On May 19, 4:50 pm, Volker Braun <vbraun.n...@gmail.com
> Floating-point and numerically unstable formula just don't mix. Sure,
> working with RIF makes it much harder to get something that is plainly
> wrong, but you can still construct quickly-varying functions where it will
> give you the wrong result. There is no magic bullet, you have to learn
> about numerics if you want to use floating point numbers effectively.
mpfi (on which RIF is based) is implemented in such way that you
*always* have a good answer. Sometimes the answer is nothing useful
(like the interval [-infinity...+infinity]) but it is always such that
the computer answer of f(I) contains the mathematical f(I). I am
curious to see your example and will add it to the documentation if it
> It would still be nice to have an option .n(adaptive=True) or so to adapt
> the input precision until a desired output precision in reached. You also

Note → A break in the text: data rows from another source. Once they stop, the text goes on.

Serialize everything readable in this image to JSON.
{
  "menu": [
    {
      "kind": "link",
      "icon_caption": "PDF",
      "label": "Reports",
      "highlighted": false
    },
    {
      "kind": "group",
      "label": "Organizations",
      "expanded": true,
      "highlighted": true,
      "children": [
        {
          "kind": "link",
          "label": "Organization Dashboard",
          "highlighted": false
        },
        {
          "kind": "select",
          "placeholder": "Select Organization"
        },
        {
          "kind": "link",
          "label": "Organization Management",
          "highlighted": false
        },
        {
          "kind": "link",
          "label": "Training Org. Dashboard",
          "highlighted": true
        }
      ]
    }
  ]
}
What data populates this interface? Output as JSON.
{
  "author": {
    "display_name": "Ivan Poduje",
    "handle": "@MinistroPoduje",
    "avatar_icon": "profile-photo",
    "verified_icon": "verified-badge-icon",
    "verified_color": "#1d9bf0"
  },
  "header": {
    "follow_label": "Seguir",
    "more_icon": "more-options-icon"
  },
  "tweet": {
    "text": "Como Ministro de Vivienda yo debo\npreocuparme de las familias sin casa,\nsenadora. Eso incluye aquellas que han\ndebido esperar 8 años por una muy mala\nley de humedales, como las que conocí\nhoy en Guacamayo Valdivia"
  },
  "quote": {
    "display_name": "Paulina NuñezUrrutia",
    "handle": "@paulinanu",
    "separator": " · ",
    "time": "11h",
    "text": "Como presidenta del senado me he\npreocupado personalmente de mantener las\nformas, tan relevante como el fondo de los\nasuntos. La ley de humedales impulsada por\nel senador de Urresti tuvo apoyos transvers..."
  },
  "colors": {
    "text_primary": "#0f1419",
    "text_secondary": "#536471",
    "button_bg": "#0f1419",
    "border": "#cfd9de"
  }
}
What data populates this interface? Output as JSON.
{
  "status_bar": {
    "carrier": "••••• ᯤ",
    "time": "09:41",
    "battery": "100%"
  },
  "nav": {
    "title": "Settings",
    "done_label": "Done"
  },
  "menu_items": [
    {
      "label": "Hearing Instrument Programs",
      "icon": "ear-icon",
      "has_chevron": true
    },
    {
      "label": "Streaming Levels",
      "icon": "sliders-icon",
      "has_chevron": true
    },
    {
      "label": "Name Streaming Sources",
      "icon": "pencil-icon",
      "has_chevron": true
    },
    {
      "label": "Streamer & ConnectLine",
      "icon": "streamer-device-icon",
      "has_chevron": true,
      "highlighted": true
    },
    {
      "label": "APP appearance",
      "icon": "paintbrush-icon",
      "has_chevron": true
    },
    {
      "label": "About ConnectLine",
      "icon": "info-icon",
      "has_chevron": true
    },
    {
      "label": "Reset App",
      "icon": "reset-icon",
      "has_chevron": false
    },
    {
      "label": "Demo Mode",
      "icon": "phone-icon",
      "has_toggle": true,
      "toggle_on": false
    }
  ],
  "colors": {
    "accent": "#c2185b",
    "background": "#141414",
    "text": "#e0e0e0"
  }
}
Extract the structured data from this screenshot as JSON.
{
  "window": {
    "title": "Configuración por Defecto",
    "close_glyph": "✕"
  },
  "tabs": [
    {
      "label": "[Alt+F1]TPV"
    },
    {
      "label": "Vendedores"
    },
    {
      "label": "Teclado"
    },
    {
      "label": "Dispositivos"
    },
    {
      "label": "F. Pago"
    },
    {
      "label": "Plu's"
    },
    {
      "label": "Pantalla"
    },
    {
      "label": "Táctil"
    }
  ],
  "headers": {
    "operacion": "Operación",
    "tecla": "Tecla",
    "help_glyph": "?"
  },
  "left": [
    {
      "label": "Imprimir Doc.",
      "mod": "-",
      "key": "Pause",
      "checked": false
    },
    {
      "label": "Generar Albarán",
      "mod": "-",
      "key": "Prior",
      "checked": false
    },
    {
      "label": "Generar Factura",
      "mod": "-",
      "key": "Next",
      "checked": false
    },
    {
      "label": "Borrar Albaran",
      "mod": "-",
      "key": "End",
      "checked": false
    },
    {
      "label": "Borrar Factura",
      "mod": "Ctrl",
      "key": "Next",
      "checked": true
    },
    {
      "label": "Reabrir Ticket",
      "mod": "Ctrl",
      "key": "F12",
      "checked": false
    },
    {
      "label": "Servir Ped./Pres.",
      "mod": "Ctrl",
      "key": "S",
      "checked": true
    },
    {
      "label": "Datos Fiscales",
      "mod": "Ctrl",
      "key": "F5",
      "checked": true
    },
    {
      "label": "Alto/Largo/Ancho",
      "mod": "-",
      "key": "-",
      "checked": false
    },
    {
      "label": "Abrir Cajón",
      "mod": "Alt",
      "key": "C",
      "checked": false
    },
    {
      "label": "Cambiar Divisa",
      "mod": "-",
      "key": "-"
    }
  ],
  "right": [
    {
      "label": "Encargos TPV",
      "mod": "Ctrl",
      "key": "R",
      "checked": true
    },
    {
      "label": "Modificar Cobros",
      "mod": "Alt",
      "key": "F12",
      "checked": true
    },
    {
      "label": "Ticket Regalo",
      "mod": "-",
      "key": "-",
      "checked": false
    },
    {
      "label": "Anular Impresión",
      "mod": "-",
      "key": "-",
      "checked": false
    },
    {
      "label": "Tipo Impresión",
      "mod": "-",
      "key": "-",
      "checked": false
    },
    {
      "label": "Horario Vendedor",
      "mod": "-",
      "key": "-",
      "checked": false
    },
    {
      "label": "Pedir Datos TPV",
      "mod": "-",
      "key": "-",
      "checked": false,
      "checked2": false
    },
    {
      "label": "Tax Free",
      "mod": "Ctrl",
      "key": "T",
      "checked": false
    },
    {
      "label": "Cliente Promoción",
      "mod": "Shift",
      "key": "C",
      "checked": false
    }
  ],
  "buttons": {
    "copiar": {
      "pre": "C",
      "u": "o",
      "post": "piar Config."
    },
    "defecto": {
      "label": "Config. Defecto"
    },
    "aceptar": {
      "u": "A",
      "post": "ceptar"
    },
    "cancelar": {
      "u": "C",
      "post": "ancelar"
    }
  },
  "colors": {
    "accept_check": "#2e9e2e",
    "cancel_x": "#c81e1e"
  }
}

> need a fuzzy zero in case the actual value is zero.
Thanks for the suggestion. I opened a ticket in that direction #14620.
I would also like to ask a more general design question. There is a
conversion from SR to RR and RIF implemented respectively through the
method _mpfr_ and _real_mpfi_ (why the second one is explicitly
implemented in the __init__ of RealIntervalFieldElement and not as a
conversion method as in the case of RR ?). Both of them uses the
method _eval_self of a symbolic expression which does what we expect
and does it quick! Now the thing is that by doing
sage: expr = a = (106*pi - 333) / (355 - 113*pi)
I would like to get the floating point that is the nearest to my
expression (perhaps this is not what everybody wants ?). As you
mentioned there is a problem when the result is actually zero and expr
does not know itself it is zero. This might be a problem of SR and I
would be happy if there was a way to work with the transcendental
extension QQ[pi] where I can assert that an expression is zero.
More concretely, once the adaptive algorithm is implemented, it will
be possible to have two conversions from SR to RR:
- one which just works through _eval_self (and behaves
- one which try to check equality to zero, then make some adaptive
evaluation using intervals and if the precision increase too much
raise an error arguing that the answer is too small (behave
My question is what should be the default ?
The same question should be asked for number fields (and the answer
need not be the same).